Nevertheless, she said she was now putting her energies into two “lifelines”, projects aimed at combating antisemitism. One was “Stop Funding Fake News”, which was having success in highlighting abusive websites; and the other is the Centre for Countering Digital Hate, a London-based initiative aimed at helping people deal with “trolls”, whose aim is only to push people into disseminating their racially abusive messages.
Sadly, she added: “If all you ever hear is the extreme, that becomes the norm.”
Thank you for helping to make Jewish News the leading source of news and opinion for the UK Jewish community. Today we're asking for your invaluable help to continue putting our community first in everything we do.
Unlike other Jewish media, we do not charge for content. That won’t change. Because we are free, we rely on advertising to cover our costs. This vital lifeline, which has dropped in recent years, has fallen further due to coronavirus.
For as little as £5 a month you can help sustain the vital work we do in celebrating and standing up for Jewish life in Britain.
Jewish News holds our community together and keeps us connected. Like a synagogue, it’s where people turn to feel part of something bigger.

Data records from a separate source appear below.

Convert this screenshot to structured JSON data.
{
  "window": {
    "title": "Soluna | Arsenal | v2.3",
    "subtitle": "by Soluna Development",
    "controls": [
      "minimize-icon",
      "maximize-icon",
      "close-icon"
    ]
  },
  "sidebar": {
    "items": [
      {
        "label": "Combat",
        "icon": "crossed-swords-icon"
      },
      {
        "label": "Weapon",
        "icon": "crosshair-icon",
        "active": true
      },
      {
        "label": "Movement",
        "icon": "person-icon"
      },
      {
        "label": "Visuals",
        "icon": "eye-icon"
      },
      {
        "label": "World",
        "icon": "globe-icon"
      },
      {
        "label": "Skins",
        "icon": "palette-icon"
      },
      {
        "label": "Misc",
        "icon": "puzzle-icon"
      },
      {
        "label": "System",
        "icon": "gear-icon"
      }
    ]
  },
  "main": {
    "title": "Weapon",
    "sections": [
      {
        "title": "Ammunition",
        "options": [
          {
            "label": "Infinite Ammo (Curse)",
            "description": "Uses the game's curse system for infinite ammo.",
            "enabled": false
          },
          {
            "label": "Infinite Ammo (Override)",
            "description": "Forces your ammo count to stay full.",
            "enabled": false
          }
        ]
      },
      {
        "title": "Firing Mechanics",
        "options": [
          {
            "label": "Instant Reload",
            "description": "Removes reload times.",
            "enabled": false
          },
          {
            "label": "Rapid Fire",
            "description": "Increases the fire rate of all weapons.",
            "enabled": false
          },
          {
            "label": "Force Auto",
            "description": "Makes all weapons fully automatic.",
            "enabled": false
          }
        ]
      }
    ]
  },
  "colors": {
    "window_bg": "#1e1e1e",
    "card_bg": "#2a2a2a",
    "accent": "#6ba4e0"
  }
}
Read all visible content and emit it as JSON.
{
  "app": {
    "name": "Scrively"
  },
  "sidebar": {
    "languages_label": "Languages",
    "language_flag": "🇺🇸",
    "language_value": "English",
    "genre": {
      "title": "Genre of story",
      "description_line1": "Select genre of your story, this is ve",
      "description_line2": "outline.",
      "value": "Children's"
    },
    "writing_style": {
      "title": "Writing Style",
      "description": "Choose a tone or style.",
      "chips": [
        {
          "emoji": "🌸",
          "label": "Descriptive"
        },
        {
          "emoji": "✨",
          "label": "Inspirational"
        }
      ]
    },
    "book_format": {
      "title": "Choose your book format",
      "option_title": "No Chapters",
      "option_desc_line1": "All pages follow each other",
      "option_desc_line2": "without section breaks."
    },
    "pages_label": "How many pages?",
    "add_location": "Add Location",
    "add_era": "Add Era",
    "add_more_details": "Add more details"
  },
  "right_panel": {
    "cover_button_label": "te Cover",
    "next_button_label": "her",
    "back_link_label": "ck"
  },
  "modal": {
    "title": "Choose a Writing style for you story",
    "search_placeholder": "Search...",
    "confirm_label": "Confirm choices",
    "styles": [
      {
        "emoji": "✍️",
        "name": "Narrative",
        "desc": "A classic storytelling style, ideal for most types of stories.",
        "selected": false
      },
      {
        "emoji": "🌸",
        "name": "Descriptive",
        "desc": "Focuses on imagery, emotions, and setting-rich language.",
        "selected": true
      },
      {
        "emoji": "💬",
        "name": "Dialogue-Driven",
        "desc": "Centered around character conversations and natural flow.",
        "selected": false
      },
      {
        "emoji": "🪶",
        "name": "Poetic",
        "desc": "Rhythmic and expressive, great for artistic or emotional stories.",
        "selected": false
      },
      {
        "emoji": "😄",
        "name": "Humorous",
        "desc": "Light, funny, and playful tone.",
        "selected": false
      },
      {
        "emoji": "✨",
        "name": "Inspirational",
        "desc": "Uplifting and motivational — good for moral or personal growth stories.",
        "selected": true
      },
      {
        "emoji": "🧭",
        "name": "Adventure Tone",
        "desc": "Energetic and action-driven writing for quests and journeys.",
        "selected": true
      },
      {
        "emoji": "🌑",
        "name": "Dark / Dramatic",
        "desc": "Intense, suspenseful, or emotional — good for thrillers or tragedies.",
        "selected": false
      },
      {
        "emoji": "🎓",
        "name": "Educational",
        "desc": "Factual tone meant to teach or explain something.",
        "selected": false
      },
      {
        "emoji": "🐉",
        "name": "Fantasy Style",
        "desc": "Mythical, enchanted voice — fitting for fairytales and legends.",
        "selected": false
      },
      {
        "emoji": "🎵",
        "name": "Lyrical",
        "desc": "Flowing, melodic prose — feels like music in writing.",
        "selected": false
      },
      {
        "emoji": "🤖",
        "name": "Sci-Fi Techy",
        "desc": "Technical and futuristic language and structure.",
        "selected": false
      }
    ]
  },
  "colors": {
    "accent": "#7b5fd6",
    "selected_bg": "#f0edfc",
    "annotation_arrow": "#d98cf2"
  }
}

It also proudly shows the rest of Britain the vibrancy and rich culture of modern Jewish life.
You can make a quick and easy one-off or monthly contribution of £5, £10, £20 or any other sum you’re comfortable with.
100% of your donation will help us continue celebrating our community, in all its dynamic diversity...
Being a community platform means so much more than producing a newspaper and website. One of our proudest roles is media partnering with our invaluable charities to amplify the outstanding work they do to help us all.
There’s no shortage of oys in the world but Jewish News takes every opportunity to celebrate the joys too, through projects like Night of Heroes, 40 Under 40 and other compelling countdowns that make the community kvell with pride.
In the first collaboration between media outlets from different faiths, Jewish News worked with British Muslim TV and Church Times to produce a list of young activists leading the way on interfaith understanding.
Royal Mail issued a stamp honouring Holocaust hero Sir Nicholas Winton after a Jewish News campaign attracted more than 100,000 backers. Jewish News also produces special editions of the paper highlighting pressing issues including mental health and Holocaust remembrance.
In an age when news is readily accessible, Jewish News provides high-quality content free online and offline, removing any financial barriers to connecting people.
Voice of our community to wider society
The Jewish News team regularly appears on TV, radio and on the pages of the national press to comment on stories about the Jewish community. Easy access to the paper on the streets of London also means Jewish News provides an invaluable window into the community for the country at large.
We hope you agree all this is worth preserving.